Data entries:
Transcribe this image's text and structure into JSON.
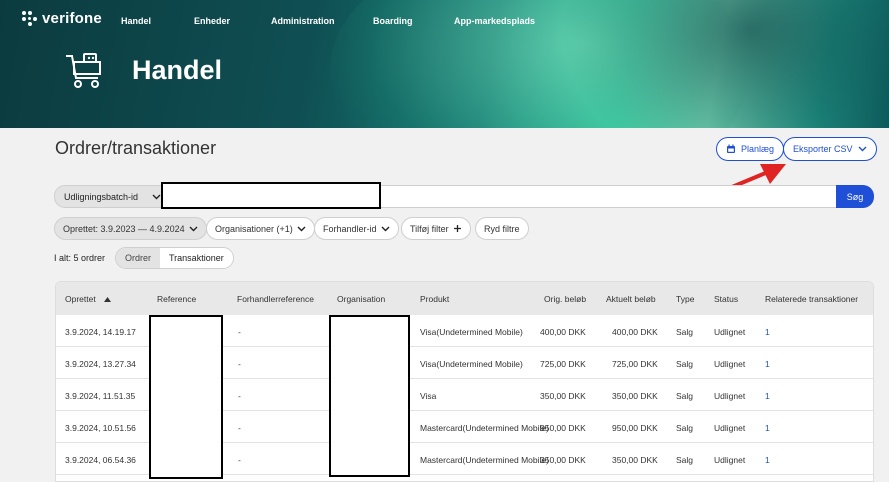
{
  "brand": {
    "name": "verifone"
  },
  "nav": [
    "Handel",
    "Enheder",
    "Administration",
    "Boarding",
    "App-markedsplads"
  ],
  "hero": {
    "title": "Handel",
    "icon": "shopping-cart-icon"
  },
  "page": {
    "title": "Ordrer/transaktioner"
  },
  "actions": {
    "schedule_label": "Planlæg",
    "export_label": "Eksporter CSV"
  },
  "search": {
    "field_select": "Udligningsbatch-id",
    "value": "",
    "button_label": "Søg"
  },
  "filters": {
    "date_range": "Oprettet: 3.9.2023 — 4.9.2024",
    "organisations": "Organisationer (+1)",
    "reseller": "Forhandler-id",
    "add": "Tilføj filter",
    "clear": "Ryd filtre"
  },
  "summary": {
    "total": "I alt: 5 ordrer"
  },
  "view_toggle": {
    "orders": "Ordrer",
    "transactions": "Transaktioner",
    "selected": "Transaktioner"
  },
  "table": {
    "columns": [
      "Oprettet",
      "Reference",
      "Forhandlerreference",
      "Organisation",
      "Produkt",
      "Orig. beløb",
      "Aktuelt beløb",
      "Type",
      "Status",
      "Relaterede transaktioner"
    ],
    "sort_column": "Oprettet",
    "rows": [
      {
        "created": "3.9.2024, 14.19.17",
        "reference": "",
        "reseller_ref": "-",
        "organisation": "",
        "product": "Visa(Undetermined Mobile)",
        "orig": "400,00 DKK",
        "current": "400,00 DKK",
        "type": "Salg",
        "status": "Udlignet",
        "related": "1"
      },
      {
        "created": "3.9.2024, 13.27.34",
        "reference": "",
        "reseller_ref": "-",
        "organisation": "",
        "product": "Visa(Undetermined Mobile)",
        "orig": "725,00 DKK",
        "current": "725,00 DKK",
        "type": "Salg",
        "status": "Udlignet",
        "related": "1"
      },
      {
        "created": "3.9.2024, 11.51.35",
        "reference": "",
        "reseller_ref": "-",
        "organisation": "",
        "product": "Visa",
        "orig": "350,00 DKK",
        "current": "350,00 DKK",
        "type": "Salg",
        "status": "Udlignet",
        "related": "1"
      },
      {
        "created": "3.9.2024, 10.51.56",
        "reference": "",
        "reseller_ref": "-",
        "organisation": "",
        "product": "Mastercard(Undetermined Mobile)",
        "orig": "950,00 DKK",
        "current": "950,00 DKK",
        "type": "Salg",
        "status": "Udlignet",
        "related": "1"
      },
      {
        "created": "3.9.2024, 06.54.36",
        "reference": "",
        "reseller_ref": "-",
        "organisation": "",
        "product": "Mastercard(Undetermined Mobile)",
        "orig": "350,00 DKK",
        "current": "350,00 DKK",
        "type": "Salg",
        "status": "Udlignet",
        "related": "1"
      }
    ]
  },
  "colors": {
    "accent": "#1f4fd6",
    "annotation_arrow": "#e02424"
  }
}
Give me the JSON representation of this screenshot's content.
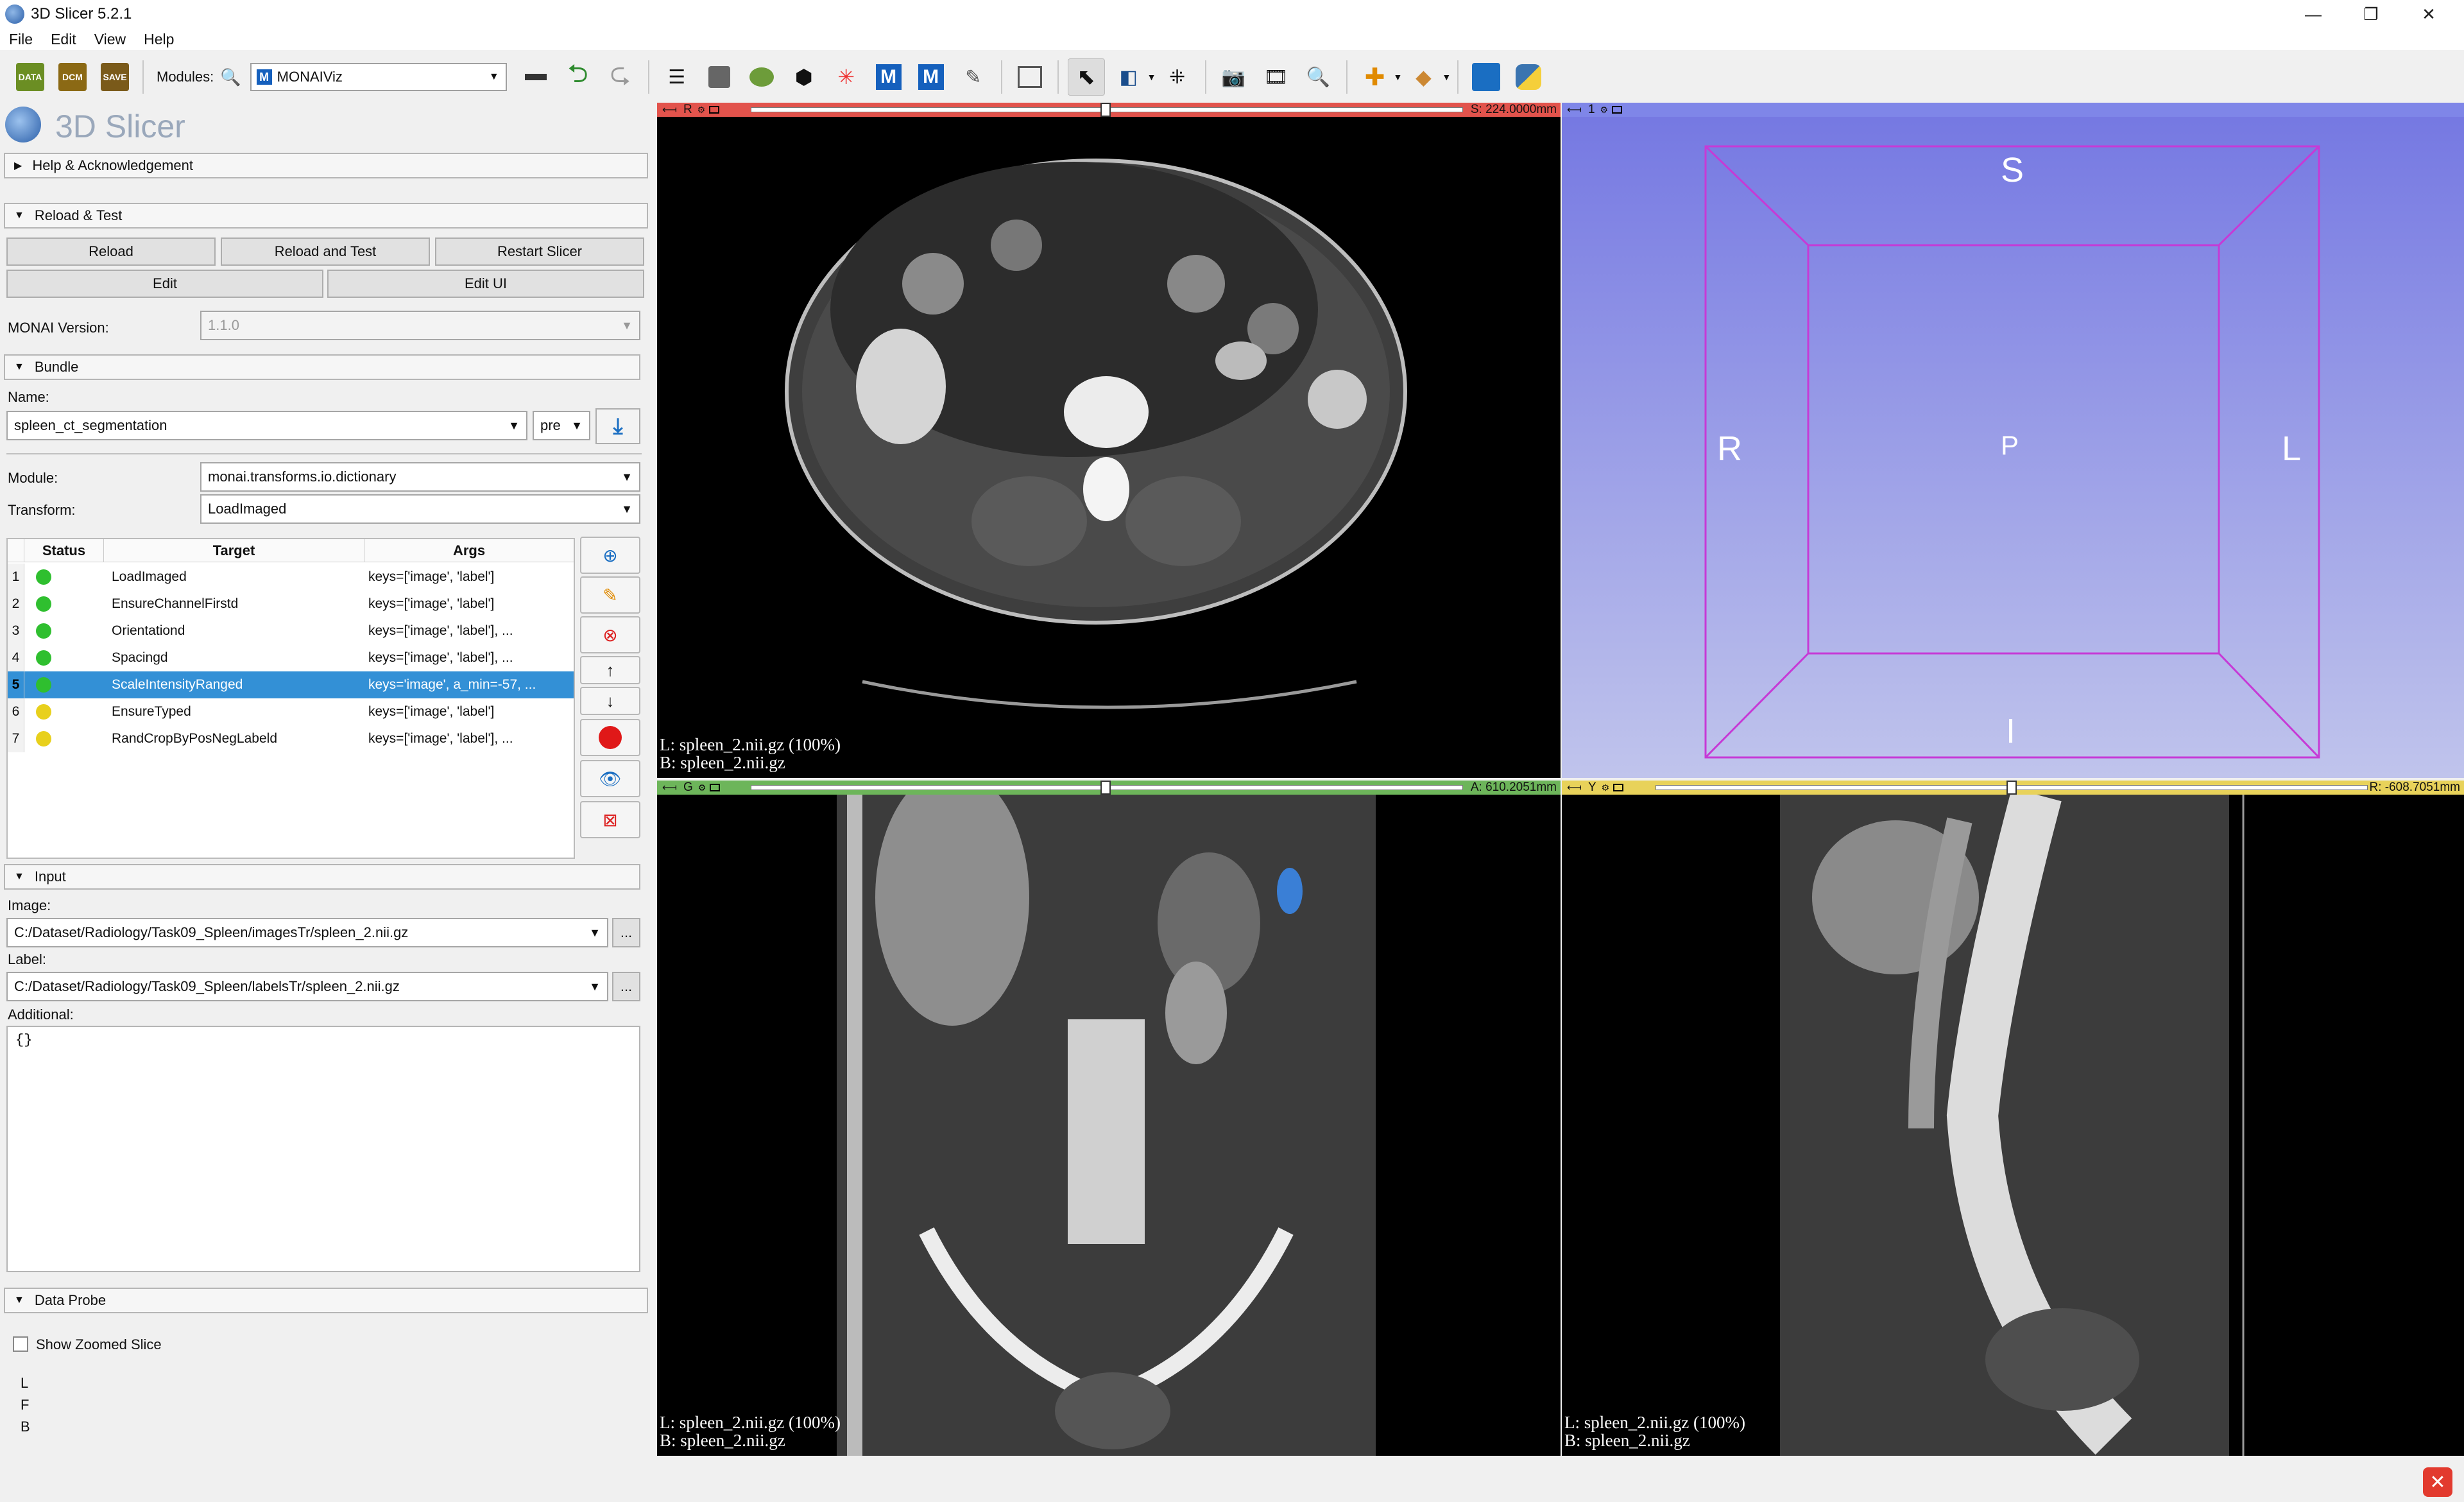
{
  "window": {
    "title": "3D Slicer 5.2.1",
    "controls": {
      "minimize": "—",
      "maximize": "❐",
      "close": "✕"
    }
  },
  "menu": [
    "File",
    "Edit",
    "View",
    "Help"
  ],
  "toolbar": {
    "data_label": "DATA",
    "dcm_label": "DCM",
    "save_label": "SAVE",
    "modules_label": "Modules:",
    "module_selected": "MONAIViz"
  },
  "panel": {
    "logo_text": "3D Slicer",
    "help_section": "Help & Acknowledgement",
    "reload_section": "Reload & Test",
    "reload_btn": "Reload",
    "reload_test_btn": "Reload and Test",
    "restart_btn": "Restart Slicer",
    "edit_btn": "Edit",
    "edit_ui_btn": "Edit UI",
    "monai_version_label": "MONAI Version:",
    "monai_version": "1.1.0",
    "bundle_section": "Bundle",
    "name_label": "Name:",
    "bundle_name": "spleen_ct_segmentation",
    "bundle_stage": "pre",
    "module_label": "Module:",
    "module_value": "monai.transforms.io.dictionary",
    "transform_label": "Transform:",
    "transform_value": "LoadImaged",
    "table": {
      "headers": [
        "Status",
        "Target",
        "Args"
      ],
      "rows": [
        {
          "n": "1",
          "status": "green",
          "target": "LoadImaged",
          "args": "keys=['image', 'label']"
        },
        {
          "n": "2",
          "status": "green",
          "target": "EnsureChannelFirstd",
          "args": "keys=['image', 'label']"
        },
        {
          "n": "3",
          "status": "green",
          "target": "Orientationd",
          "args": "keys=['image', 'label'], ..."
        },
        {
          "n": "4",
          "status": "green",
          "target": "Spacingd",
          "args": "keys=['image', 'label'], ..."
        },
        {
          "n": "5",
          "status": "green",
          "target": "ScaleIntensityRanged",
          "args": "keys='image', a_min=-57, ...",
          "selected": true
        },
        {
          "n": "6",
          "status": "yellow",
          "target": "EnsureTyped",
          "args": "keys=['image', 'label']"
        },
        {
          "n": "7",
          "status": "yellow",
          "target": "RandCropByPosNegLabeld",
          "args": "keys=['image', 'label'], ..."
        }
      ]
    },
    "input_section": "Input",
    "image_label": "Image:",
    "image_path": "C:/Dataset/Radiology/Task09_Spleen/imagesTr/spleen_2.nii.gz",
    "label_label": "Label:",
    "label_path": "C:/Dataset/Radiology/Task09_Spleen/labelsTr/spleen_2.nii.gz",
    "browse": "...",
    "additional_label": "Additional:",
    "additional_value": "{}",
    "probe_section": "Data Probe",
    "show_zoomed": "Show Zoomed Slice",
    "probe_L": "L",
    "probe_F": "F",
    "probe_B": "B"
  },
  "views": {
    "red": {
      "letter": "R",
      "offset": "S: 224.0000mm",
      "fraction": 0.498,
      "line1": "L: spleen_2.nii.gz (100%)",
      "line2": "B: spleen_2.nii.gz"
    },
    "threeD": {
      "id": "1",
      "S": "S",
      "I": "I",
      "R": "R",
      "L": "L",
      "P": "P"
    },
    "green": {
      "letter": "G",
      "offset": "A: 610.2051mm",
      "fraction": 0.498,
      "line1": "L: spleen_2.nii.gz (100%)",
      "line2": "B: spleen_2.nii.gz"
    },
    "yellow": {
      "letter": "Y",
      "offset": "R: -608.7051mm",
      "fraction": 0.5,
      "line1": "L: spleen_2.nii.gz (100%)",
      "line2": "B: spleen_2.nii.gz"
    }
  },
  "colors": {
    "red_bar": "#e2534c",
    "green_bar": "#6db55a",
    "yellow_bar": "#e8d25a",
    "threeD_bar": "#7f86e8",
    "selection": "#3390d6",
    "status_green": "#2fbf2f",
    "status_yellow": "#e8d01c"
  }
}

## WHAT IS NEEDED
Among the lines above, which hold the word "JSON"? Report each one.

## EXERCISE RESPONSE
Transcribe this image's text and structure into JSON.
Give me the JSON representation of this screenshot's content.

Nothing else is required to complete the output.